> [Exercise]: Could you report every line from the entries that includes the word "name"?

Extracted records:
================
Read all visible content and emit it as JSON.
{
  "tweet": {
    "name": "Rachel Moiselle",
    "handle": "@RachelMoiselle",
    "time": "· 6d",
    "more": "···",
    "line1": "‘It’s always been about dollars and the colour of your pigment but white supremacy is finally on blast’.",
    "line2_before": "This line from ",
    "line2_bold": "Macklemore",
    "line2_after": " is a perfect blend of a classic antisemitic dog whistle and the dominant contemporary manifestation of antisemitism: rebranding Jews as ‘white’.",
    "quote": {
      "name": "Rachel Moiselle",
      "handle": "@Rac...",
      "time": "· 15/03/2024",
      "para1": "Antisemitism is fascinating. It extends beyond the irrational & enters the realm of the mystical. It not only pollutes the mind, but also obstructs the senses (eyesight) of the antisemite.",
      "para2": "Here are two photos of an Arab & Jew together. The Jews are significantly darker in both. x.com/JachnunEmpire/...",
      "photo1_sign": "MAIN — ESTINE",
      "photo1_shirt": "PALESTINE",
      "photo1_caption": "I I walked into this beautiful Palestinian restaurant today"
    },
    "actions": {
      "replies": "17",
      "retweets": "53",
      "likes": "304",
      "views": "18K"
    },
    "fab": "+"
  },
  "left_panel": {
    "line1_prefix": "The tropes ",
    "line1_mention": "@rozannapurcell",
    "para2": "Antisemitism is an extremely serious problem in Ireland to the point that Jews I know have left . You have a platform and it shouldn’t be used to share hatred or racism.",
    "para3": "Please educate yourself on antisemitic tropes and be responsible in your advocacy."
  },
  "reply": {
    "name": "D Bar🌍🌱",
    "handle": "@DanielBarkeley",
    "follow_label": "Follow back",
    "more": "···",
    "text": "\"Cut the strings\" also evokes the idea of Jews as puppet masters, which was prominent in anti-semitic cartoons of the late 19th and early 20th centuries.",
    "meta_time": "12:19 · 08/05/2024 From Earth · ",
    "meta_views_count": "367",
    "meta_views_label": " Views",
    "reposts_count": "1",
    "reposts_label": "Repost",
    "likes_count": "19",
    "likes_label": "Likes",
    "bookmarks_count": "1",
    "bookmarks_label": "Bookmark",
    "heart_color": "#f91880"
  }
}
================
> [Expected output]:
    "name": "Rachel Moiselle",
      "name": "Rachel Moiselle",
    "name": "D Bar🌍🌱",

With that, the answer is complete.